● **DATASET**
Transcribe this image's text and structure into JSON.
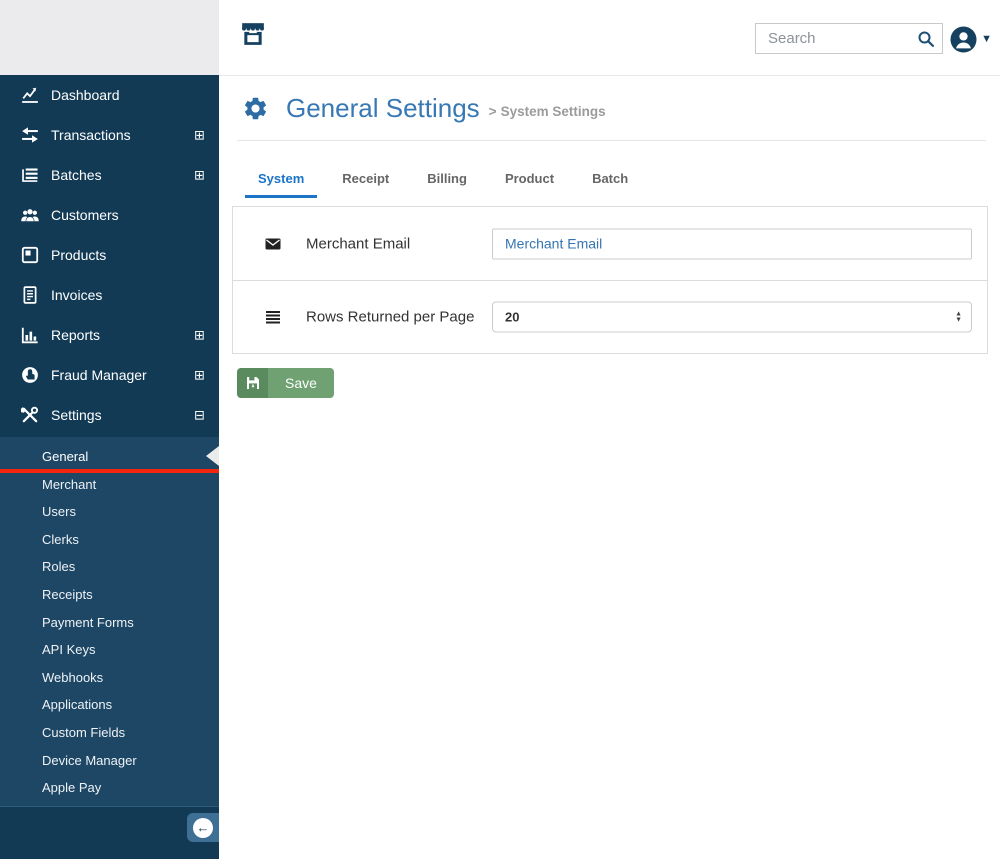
{
  "header": {
    "search": {
      "placeholder": "Search"
    }
  },
  "sidebar": {
    "items": [
      {
        "label": "Dashboard",
        "icon": "chart-line-icon",
        "expand": ""
      },
      {
        "label": "Transactions",
        "icon": "swap-arrows-icon",
        "expand": "⊞"
      },
      {
        "label": "Batches",
        "icon": "batch-list-icon",
        "expand": "⊞"
      },
      {
        "label": "Customers",
        "icon": "users-icon",
        "expand": ""
      },
      {
        "label": "Products",
        "icon": "box-icon",
        "expand": ""
      },
      {
        "label": "Invoices",
        "icon": "invoice-icon",
        "expand": ""
      },
      {
        "label": "Reports",
        "icon": "bar-chart-icon",
        "expand": "⊞"
      },
      {
        "label": "Fraud Manager",
        "icon": "hand-stop-icon",
        "expand": "⊞"
      },
      {
        "label": "Settings",
        "icon": "tools-icon",
        "expand": "⊟"
      }
    ],
    "submenu": {
      "items": [
        "General",
        "Merchant",
        "Users",
        "Clerks",
        "Roles",
        "Receipts",
        "Payment Forms",
        "API Keys",
        "Webhooks",
        "Applications",
        "Custom Fields",
        "Device Manager",
        "Apple Pay"
      ],
      "active": "General"
    }
  },
  "page": {
    "title": "General Settings",
    "breadcrumb_sep": ">",
    "breadcrumb": "System Settings"
  },
  "tabs": [
    {
      "label": "System",
      "active": true
    },
    {
      "label": "Receipt",
      "active": false
    },
    {
      "label": "Billing",
      "active": false
    },
    {
      "label": "Product",
      "active": false
    },
    {
      "label": "Batch",
      "active": false
    }
  ],
  "form": {
    "rows": [
      {
        "icon": "envelope-icon",
        "label": "Merchant Email",
        "control": "input",
        "value": "",
        "placeholder": "Merchant Email"
      },
      {
        "icon": "rows-icon",
        "label": "Rows Returned per Page",
        "control": "select",
        "value": "20"
      }
    ],
    "save_label": "Save"
  },
  "icons": {
    "expand": "⊞",
    "collapse": "⊟",
    "caret_down": "▼",
    "stepper_up": "▲",
    "stepper_down": "▼",
    "back_arrow": "←"
  },
  "colors": {
    "sidebar_bg": "#123a55",
    "submenu_bg": "#1d4765",
    "active_marker_red": "#f4260e",
    "accent_blue": "#3878b4",
    "tab_active_blue": "#1b74c7",
    "save_green": "#6fa173",
    "save_green_dark": "#5a8b5e",
    "navy_icon": "#16405f"
  }
}
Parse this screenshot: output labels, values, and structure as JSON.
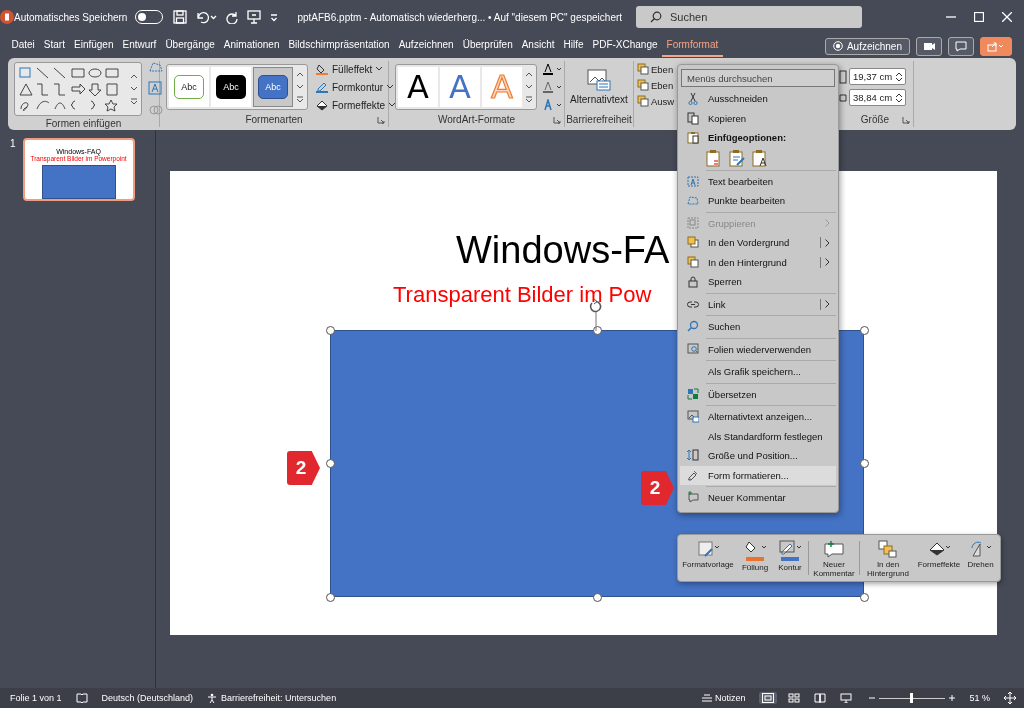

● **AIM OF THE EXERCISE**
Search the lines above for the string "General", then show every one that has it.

● **TASK OUTPUT**
        "General",
      "active": "General"
    "title": "General Settings",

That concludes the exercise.